## Exercise objective
Filter the lines below, keeping each one that holds "Submitted".

Dataset rows for apps and sites
_ _ _ _ _ _ _
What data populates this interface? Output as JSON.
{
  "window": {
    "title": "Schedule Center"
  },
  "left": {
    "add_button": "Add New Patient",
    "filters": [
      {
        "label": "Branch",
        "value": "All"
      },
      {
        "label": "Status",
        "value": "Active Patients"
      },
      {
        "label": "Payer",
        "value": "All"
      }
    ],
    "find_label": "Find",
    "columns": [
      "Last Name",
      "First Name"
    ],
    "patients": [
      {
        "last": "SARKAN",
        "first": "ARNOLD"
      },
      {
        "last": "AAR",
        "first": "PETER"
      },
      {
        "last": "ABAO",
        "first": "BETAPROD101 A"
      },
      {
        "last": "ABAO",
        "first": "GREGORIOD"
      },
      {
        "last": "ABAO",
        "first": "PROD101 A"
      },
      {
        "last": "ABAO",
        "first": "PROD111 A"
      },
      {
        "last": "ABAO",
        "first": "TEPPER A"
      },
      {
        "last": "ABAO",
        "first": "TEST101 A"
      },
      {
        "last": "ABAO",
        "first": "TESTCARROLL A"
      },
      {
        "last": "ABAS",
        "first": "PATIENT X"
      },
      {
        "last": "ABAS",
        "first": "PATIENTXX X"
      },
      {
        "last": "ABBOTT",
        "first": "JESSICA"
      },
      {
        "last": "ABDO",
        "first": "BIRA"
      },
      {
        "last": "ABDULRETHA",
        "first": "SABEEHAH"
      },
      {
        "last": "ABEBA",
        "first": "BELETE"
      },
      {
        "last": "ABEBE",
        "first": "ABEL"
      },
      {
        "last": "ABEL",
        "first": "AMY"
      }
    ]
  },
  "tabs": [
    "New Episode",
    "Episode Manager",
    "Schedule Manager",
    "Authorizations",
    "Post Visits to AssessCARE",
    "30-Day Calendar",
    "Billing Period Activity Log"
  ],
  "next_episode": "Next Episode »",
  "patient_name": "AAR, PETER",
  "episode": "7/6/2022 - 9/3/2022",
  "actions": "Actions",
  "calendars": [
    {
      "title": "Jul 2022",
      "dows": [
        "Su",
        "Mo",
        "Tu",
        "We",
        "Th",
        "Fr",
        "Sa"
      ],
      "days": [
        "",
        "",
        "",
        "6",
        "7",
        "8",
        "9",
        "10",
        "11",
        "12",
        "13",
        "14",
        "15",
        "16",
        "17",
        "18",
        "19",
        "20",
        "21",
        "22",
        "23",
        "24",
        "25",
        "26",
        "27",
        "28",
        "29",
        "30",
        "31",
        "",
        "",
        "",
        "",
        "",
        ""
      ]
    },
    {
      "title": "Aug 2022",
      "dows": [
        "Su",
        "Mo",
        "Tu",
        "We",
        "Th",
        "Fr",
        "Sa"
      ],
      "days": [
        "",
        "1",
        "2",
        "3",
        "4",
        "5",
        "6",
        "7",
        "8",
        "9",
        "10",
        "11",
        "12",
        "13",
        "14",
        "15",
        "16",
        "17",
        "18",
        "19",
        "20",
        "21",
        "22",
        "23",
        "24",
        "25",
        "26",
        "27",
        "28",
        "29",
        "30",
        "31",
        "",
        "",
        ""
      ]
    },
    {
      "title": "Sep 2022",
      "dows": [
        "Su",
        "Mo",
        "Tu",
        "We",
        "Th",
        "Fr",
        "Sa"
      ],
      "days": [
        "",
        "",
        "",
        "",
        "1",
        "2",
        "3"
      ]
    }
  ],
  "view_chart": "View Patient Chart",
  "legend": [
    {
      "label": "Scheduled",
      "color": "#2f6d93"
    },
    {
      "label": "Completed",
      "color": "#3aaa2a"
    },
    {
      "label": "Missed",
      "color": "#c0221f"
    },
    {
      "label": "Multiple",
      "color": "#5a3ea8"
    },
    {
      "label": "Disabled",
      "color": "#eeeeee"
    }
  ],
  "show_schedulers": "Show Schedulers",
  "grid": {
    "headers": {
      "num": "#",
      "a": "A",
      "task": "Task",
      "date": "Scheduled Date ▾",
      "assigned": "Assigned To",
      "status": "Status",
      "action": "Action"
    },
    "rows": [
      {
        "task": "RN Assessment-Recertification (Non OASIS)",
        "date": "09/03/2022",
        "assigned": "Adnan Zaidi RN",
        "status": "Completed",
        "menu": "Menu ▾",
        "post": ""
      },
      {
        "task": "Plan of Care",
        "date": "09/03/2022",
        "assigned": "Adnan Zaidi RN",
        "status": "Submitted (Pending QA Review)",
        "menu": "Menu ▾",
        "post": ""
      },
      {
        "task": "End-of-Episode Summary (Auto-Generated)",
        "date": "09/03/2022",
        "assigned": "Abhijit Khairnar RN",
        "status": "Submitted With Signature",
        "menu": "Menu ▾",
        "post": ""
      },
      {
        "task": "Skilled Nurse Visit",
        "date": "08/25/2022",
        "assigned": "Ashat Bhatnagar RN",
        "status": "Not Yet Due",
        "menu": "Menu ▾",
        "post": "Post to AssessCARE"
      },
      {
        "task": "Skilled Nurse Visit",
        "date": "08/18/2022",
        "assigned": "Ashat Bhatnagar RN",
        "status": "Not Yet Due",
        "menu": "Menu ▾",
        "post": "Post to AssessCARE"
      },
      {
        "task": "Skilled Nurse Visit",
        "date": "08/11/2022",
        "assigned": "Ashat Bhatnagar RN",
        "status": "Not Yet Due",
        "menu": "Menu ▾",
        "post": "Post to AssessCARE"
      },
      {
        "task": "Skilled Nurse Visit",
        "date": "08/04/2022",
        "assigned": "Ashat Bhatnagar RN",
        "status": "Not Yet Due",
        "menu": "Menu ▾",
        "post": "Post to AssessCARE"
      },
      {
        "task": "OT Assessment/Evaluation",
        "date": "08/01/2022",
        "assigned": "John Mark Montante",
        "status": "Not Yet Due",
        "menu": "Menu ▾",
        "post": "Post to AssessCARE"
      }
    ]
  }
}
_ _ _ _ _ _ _
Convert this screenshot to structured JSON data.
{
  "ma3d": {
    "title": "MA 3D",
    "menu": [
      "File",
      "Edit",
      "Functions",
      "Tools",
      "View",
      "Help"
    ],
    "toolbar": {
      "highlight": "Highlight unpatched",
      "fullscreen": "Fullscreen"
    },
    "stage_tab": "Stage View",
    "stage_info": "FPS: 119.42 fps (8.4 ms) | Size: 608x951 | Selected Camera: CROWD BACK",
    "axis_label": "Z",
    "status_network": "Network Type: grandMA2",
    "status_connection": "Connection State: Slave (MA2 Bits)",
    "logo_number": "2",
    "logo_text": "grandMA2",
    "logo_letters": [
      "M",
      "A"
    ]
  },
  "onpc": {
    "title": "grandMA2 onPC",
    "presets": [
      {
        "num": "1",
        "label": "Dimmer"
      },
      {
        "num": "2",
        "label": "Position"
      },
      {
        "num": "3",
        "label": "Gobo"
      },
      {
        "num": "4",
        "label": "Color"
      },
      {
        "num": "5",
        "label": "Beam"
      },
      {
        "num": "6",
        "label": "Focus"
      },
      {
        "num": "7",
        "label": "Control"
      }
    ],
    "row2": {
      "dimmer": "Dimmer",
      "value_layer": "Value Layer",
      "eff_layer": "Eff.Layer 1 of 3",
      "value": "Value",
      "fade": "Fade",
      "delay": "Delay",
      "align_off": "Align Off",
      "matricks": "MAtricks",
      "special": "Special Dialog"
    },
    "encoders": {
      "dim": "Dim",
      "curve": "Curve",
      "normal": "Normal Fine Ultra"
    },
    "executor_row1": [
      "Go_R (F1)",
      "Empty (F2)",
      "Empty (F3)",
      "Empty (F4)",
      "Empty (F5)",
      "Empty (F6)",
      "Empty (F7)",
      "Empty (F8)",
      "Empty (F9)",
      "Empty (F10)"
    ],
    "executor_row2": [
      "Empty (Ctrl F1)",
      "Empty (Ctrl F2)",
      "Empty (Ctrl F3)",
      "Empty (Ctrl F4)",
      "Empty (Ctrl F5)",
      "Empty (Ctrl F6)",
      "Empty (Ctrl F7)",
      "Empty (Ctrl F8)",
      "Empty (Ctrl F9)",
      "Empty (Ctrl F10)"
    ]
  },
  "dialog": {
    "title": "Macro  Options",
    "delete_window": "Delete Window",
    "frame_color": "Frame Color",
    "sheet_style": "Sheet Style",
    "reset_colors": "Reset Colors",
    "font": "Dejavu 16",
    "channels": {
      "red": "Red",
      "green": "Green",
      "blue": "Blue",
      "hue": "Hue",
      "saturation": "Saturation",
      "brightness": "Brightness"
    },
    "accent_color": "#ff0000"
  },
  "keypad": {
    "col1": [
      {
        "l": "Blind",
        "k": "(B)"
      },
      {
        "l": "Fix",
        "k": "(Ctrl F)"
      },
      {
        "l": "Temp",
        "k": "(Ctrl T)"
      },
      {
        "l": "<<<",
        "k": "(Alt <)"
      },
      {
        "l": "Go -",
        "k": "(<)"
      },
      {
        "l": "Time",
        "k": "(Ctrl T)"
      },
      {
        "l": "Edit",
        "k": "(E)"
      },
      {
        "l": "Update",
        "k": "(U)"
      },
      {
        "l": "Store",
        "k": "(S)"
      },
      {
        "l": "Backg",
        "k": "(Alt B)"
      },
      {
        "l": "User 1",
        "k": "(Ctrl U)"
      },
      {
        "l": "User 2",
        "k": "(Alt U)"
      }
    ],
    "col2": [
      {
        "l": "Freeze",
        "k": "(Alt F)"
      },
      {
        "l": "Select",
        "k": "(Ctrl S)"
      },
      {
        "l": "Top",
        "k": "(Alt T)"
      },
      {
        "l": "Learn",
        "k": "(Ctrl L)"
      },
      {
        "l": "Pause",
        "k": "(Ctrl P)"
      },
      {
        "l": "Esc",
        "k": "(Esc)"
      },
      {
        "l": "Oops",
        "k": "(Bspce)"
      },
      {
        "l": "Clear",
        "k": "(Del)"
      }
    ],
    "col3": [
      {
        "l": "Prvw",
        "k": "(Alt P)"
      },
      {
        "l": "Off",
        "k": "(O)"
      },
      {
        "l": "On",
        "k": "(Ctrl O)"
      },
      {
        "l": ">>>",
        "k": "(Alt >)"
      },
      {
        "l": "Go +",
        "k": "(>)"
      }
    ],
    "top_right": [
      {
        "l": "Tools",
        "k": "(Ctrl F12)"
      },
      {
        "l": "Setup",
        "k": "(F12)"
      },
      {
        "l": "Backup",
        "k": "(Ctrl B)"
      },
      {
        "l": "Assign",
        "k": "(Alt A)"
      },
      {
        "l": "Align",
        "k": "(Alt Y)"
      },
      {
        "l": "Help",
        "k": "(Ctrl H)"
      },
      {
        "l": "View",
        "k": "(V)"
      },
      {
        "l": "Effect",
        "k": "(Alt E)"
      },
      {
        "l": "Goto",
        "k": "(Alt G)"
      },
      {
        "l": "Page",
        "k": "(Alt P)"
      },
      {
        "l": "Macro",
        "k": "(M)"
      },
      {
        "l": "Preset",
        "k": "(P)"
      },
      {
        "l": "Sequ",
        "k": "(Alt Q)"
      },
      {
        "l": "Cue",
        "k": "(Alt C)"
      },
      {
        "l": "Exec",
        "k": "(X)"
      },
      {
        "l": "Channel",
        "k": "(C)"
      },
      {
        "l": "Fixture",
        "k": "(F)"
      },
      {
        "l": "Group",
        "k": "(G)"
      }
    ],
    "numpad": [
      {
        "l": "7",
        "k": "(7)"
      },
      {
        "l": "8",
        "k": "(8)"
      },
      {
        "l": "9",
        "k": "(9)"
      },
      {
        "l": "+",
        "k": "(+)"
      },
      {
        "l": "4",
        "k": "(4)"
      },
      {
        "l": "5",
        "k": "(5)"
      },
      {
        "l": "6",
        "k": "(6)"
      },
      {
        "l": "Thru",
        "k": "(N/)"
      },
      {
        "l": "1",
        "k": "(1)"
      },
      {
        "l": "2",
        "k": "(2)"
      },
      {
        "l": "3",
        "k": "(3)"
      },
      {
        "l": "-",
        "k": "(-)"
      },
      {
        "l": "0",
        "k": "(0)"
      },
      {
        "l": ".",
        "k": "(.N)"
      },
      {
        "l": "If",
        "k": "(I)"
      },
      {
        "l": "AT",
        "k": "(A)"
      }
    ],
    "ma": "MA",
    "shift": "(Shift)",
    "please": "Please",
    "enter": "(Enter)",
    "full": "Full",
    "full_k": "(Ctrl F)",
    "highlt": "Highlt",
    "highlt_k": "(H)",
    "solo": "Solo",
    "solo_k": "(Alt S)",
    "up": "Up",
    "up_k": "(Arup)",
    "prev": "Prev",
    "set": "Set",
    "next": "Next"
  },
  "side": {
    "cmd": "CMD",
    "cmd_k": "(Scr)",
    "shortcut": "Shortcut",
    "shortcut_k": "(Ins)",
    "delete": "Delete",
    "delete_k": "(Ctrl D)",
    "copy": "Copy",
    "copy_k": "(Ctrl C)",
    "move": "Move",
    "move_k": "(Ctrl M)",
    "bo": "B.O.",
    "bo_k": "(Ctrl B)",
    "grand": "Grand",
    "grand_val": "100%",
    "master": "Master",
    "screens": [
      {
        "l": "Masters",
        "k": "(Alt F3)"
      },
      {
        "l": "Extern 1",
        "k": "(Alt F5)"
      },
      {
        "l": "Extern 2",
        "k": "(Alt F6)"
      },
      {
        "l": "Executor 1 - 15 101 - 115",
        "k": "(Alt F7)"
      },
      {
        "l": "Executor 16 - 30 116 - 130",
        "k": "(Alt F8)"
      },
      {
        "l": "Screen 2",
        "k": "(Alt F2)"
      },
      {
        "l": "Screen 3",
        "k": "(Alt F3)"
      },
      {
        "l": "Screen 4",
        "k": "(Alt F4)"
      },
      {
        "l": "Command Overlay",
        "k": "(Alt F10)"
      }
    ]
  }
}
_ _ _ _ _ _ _
## Written answer
        "status": "Submitted (Pending QA Review)",
        "status": "Submitted With Signature",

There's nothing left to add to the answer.